Naison, who is white, told how back in Brooklyn in the 1970s he was selected as a block captain because he was a big guy who’d grown up in a tough neighborhood. He had to face down youths, both white and black, who robbed cars and broke into houses, and he also later worked as a bouncer.
“I dealt with kids a lot tougher than Trayvon Martin and I never had a gun,” he said.
Trayvon Martin had no juvenile record and had never been arrested. His killer, on the other hand, was arrested in 2005 for assaulting a police officer. Trayvon was suspended from school on three occasions and we just don’t know how his story was going to turn out. One might speculate that his episodes of delinquency would eventually have lead to an arrest, or one might as easily say that there was a good chance his father could have straightened him out and eventually sent him off to college like his older brother.
It’s hard not to feel that the marks against Trayvon were greatly magnified by his blackness. Could an Irish or Italian or Russian kid who was a little wild, and maybe hanging with the wrong crowd, be put on trial after his death? Could a white kid who was 5’ 11” and 158 pounds (which is what Trayvon was according to the autopsy) be made seem a threat to the life and limb of a burly adult? Would the same evidence of macho posturing and mugging for the camera and tough talk be hunted down by right-wing media outlets?
Let’s imagine a notorious case in which race is not involved. Let’s instead make the shooter a sports or entertainment celebrity of some sort. A celebrity, with all the same bizarre Zimmerman moves that night, simply wouldn’t make the grade as victim against a white kid on Fox News. The attitude more likely would be: “We always knew, talented though he is, Georgie was a little creepy and a little crazy.”
Then there’s the issue of the hoodie raised initially by Geraldo Rivera – who, it might be pointed out, dresses like a multiple cop-killer and bank robber, if that cop killer and bank robber is John Dillinger (and nothing but quality either for Whitey Bulger). One impression I had when I saw the pathetically sad sight of Trayvon Martin’s body was that his clothes looked like they were bought from an L.L. Bean catalog. I emailed a former Echo colleague, an expert on such things, who responded: “Feedback from younger folks is that he was not a ‘thug’ based on his appearance. Pants are up to waist, fleece shirt (not sure if it's L.L. Bean) is not thug looking but more of a conservative look.”
The drug issue, too, shows that there isn’t a great deal of margin of error for black youth. Most experts seem to feel that marijuana would not make someone any more aggressive in that situation. The drug is everywhere in our society, lots of upper middle-class kids smoke it and even Sean Hannity thinks it should be decriminalized. But in this instance, the traces of marijuana found in Martin’s blood became central to the story. (The killer was not required to do a toxicology test.) When President Obama made his comment about Trayvon being him 35 years ago, Hannity’s response was an ungracious and gratuitous drug reference.
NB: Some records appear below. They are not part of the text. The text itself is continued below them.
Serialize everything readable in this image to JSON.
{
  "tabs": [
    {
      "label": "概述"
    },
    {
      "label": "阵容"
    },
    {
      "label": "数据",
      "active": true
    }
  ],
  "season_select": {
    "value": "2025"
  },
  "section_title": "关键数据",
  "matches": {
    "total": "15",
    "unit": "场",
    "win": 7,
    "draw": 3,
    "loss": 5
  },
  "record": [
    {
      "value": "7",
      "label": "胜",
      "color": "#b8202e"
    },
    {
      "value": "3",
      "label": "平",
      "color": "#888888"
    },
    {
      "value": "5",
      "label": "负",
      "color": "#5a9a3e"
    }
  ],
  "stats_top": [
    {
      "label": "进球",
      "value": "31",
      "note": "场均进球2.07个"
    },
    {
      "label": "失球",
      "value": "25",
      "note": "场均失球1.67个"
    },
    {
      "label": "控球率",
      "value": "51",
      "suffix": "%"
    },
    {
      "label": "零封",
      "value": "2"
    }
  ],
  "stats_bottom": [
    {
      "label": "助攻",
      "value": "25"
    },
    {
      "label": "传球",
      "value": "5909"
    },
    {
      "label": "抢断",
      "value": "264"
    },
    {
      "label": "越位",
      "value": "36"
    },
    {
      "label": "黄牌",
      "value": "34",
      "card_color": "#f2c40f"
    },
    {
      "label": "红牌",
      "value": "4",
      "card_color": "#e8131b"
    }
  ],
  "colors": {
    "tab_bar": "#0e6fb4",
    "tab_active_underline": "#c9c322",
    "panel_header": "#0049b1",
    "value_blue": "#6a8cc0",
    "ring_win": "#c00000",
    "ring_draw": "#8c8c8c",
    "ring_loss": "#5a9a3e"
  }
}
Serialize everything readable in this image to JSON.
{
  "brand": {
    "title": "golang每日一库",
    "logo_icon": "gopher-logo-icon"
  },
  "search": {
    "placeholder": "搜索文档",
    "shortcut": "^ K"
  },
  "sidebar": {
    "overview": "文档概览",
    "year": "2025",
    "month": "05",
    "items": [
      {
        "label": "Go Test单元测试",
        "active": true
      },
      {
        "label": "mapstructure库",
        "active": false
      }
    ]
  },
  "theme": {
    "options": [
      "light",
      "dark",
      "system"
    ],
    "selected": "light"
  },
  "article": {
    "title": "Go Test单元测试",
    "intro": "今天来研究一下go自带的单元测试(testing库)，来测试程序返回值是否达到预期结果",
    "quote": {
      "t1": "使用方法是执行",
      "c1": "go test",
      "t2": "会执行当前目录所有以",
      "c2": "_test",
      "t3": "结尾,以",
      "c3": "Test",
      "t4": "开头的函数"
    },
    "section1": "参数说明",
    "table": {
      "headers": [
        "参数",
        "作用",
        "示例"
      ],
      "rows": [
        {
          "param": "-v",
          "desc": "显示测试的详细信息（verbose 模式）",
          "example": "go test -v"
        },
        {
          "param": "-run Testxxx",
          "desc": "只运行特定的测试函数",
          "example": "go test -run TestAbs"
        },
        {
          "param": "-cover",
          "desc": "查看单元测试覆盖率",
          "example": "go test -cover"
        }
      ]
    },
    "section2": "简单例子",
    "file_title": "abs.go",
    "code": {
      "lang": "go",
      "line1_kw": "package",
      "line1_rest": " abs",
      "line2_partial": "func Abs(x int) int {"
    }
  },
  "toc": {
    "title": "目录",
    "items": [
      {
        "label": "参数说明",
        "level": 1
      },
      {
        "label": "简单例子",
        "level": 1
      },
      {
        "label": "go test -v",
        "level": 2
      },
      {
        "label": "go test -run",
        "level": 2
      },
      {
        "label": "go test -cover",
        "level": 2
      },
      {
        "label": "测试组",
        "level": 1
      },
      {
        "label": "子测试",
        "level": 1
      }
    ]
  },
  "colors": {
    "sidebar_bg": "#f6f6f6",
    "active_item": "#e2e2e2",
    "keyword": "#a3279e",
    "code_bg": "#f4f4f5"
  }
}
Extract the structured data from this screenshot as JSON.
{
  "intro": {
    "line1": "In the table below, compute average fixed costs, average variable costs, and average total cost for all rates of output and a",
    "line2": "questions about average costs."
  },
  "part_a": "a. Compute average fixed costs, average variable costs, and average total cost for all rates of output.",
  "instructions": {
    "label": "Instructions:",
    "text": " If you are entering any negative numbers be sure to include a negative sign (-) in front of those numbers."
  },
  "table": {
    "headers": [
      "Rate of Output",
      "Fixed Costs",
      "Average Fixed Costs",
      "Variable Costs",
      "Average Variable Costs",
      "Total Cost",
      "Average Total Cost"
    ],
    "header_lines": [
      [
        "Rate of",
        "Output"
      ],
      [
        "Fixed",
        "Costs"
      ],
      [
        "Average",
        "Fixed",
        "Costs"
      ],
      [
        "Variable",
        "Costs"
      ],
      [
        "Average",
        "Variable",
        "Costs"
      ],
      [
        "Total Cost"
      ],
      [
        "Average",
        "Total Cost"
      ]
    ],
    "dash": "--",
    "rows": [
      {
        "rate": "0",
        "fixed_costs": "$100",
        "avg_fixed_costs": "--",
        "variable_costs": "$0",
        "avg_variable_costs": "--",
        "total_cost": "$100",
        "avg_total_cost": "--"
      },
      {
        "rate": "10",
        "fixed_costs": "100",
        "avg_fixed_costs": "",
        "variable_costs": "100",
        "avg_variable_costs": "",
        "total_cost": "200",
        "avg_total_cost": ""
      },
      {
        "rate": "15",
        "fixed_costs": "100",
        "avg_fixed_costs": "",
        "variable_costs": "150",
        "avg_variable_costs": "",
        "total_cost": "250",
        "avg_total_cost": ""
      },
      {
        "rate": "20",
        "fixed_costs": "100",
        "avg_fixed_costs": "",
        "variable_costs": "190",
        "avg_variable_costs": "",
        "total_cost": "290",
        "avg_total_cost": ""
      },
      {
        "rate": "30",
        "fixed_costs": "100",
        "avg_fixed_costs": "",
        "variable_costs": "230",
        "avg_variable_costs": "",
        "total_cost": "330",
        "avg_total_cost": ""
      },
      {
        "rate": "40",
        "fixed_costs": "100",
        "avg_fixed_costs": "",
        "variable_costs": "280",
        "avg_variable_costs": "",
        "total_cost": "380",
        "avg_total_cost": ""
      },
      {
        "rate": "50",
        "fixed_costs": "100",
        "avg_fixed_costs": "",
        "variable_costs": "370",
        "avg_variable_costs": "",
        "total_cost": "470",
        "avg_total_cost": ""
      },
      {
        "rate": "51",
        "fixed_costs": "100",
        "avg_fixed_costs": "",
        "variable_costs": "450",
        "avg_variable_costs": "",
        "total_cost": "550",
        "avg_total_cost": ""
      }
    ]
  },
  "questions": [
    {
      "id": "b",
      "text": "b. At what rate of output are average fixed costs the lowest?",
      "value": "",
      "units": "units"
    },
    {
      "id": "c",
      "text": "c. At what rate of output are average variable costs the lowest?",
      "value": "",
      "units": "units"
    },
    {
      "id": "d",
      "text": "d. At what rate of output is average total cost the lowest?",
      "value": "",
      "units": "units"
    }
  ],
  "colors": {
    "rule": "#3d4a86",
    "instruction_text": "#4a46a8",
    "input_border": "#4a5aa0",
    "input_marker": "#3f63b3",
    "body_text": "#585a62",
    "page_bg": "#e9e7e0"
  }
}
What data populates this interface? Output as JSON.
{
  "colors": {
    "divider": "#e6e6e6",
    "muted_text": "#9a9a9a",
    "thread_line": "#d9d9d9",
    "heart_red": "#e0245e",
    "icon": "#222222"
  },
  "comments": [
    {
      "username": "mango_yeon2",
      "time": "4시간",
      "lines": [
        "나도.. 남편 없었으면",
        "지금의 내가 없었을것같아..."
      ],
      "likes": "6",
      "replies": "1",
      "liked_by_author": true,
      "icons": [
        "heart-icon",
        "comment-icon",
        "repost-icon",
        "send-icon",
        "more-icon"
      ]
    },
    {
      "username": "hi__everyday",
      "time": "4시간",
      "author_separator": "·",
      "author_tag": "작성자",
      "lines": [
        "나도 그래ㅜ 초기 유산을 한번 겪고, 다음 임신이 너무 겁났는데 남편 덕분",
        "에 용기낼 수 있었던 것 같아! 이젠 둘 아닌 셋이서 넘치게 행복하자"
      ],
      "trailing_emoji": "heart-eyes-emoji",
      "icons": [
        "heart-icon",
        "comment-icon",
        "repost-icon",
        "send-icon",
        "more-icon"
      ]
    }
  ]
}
Right-wing media has become skilled at pushing every race button possible while still managing to remain technically post-racial. It has aided the creation of a Republican Party that is overwhelmingly white in its support bases. It didn’t help, as the Irish-American journalist Joan Walsh has convincingly argued, that while the GOP devised its “Southern Strategy” and Northern equivalents, the Democrats forgot how to appeal to the white working-class.
Now, the party of Lincoln has a much bigger problem. It’s seen as disliking and lacking empathy for anybody that’s different from an American mainstream of the past – hence, for instance, its difficulty winning over Asian, Jewish and Hispanic voters. That lack of empathy was arguably on display in the blindness to the pain and sense of dread that the lifeless body of Trayvon Martin caused in middle-class and upwardly mobile African-American parents.